(The input begins)

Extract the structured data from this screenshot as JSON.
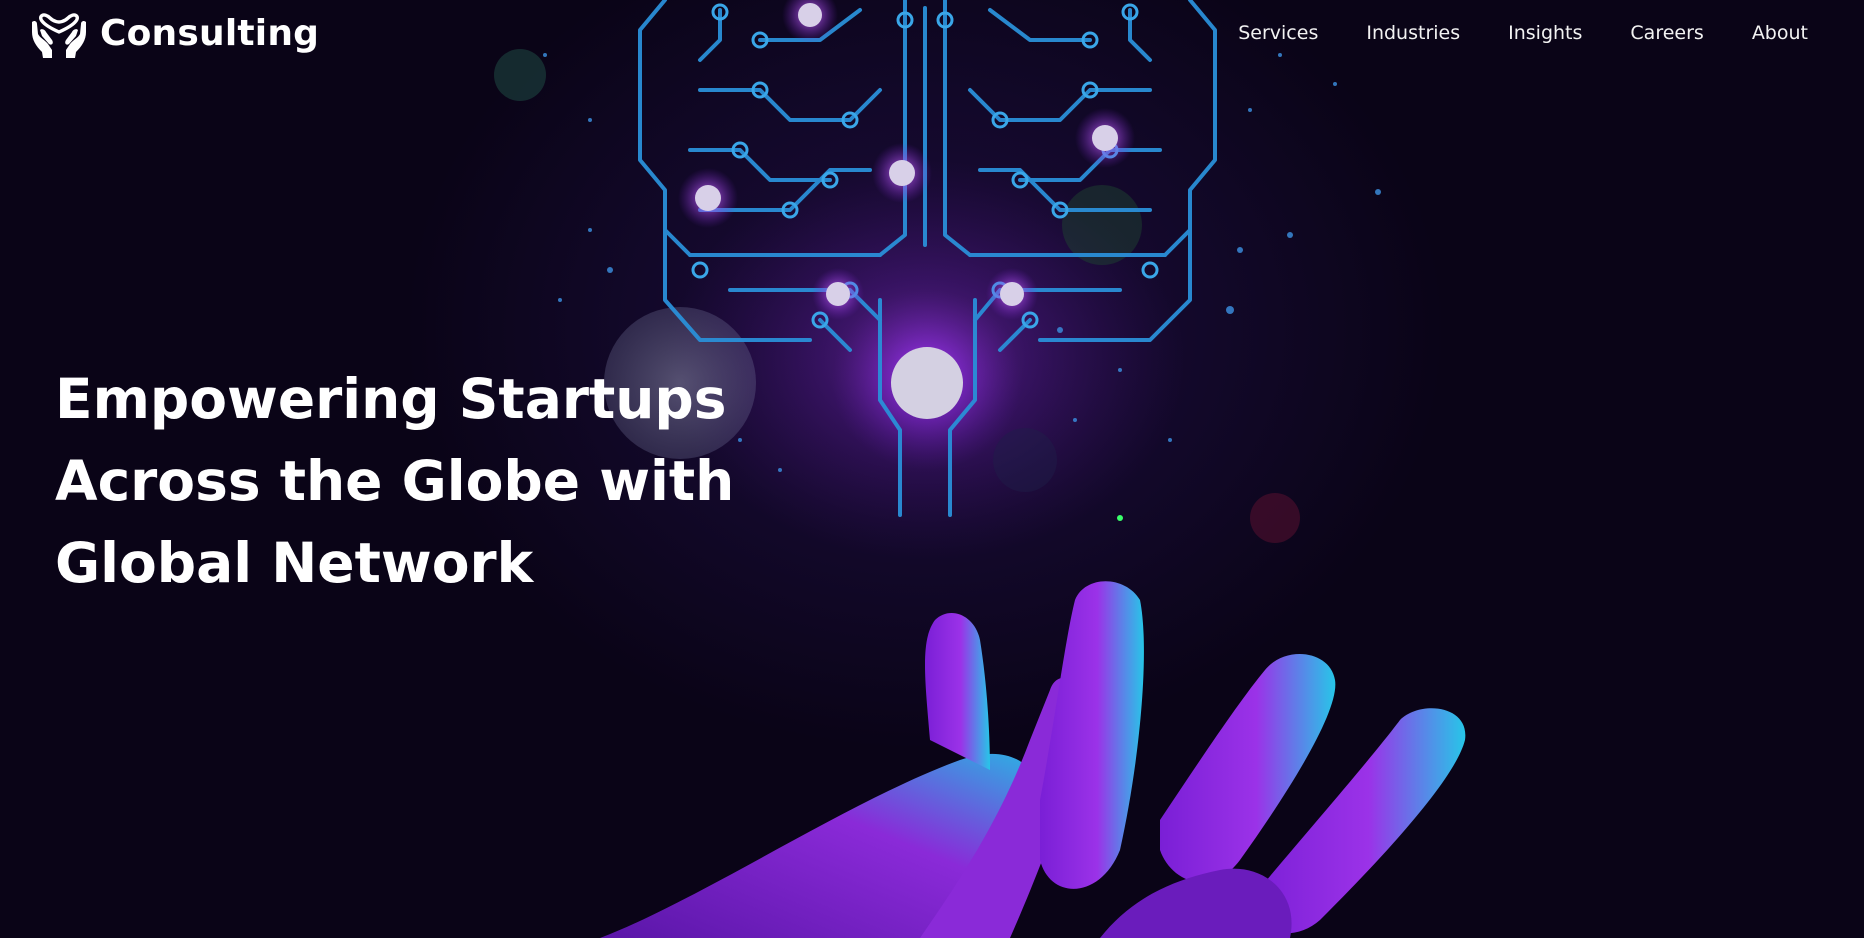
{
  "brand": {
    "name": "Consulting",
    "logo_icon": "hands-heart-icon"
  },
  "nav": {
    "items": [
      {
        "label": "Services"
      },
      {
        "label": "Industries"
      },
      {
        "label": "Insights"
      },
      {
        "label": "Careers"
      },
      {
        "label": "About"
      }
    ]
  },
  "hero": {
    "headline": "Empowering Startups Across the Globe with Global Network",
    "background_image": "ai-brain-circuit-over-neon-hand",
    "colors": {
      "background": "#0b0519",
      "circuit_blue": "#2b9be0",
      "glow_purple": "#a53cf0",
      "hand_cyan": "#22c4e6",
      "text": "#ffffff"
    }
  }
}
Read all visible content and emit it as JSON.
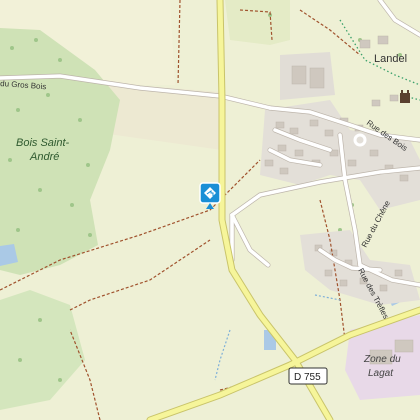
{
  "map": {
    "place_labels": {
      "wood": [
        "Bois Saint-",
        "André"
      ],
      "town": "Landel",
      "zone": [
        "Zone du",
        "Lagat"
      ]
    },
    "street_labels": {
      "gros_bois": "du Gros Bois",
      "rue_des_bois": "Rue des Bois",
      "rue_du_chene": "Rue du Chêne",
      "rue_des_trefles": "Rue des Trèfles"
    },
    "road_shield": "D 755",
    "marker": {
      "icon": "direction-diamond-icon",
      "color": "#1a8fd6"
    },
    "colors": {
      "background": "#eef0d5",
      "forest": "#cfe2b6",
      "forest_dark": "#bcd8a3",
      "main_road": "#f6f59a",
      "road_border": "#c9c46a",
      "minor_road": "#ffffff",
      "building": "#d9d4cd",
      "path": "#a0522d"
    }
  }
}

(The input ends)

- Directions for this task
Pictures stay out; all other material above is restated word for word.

- Answer to the problem
Extract the structured data from this screenshot as JSON.
{
  "brand": {
    "name": "Consulting",
    "logo_icon": "hands-heart-icon"
  },
  "nav": {
    "items": [
      {
        "label": "Services"
      },
      {
        "label": "Industries"
      },
      {
        "label": "Insights"
      },
      {
        "label": "Careers"
      },
      {
        "label": "About"
      }
    ]
  },
  "hero": {
    "headline": "Empowering Startups Across the Globe with Global Network",
    "background_image": "ai-brain-circuit-over-neon-hand",
    "colors": {
      "background": "#0b0519",
      "circuit_blue": "#2b9be0",
      "glow_purple": "#a53cf0",
      "hand_cyan": "#22c4e6",
      "text": "#ffffff"
    }
  }
}
Read all visible content and emit it as JSON.
{
  "map": {
    "place_labels": {
      "wood": [
        "Bois Saint-",
        "André"
      ],
      "town": "Landel",
      "zone": [
        "Zone du",
        "Lagat"
      ]
    },
    "street_labels": {
      "gros_bois": "du Gros Bois",
      "rue_des_bois": "Rue des Bois",
      "rue_du_chene": "Rue du Chêne",
      "rue_des_trefles": "Rue des Trèfles"
    },
    "road_shield": "D 755",
    "marker": {
      "icon": "direction-diamond-icon",
      "color": "#1a8fd6"
    },
    "colors": {
      "background": "#eef0d5",
      "forest": "#cfe2b6",
      "forest_dark": "#bcd8a3",
      "main_road": "#f6f59a",
      "road_border": "#c9c46a",
      "minor_road": "#ffffff",
      "building": "#d9d4cd",
      "path": "#a0522d"
    }
  }
}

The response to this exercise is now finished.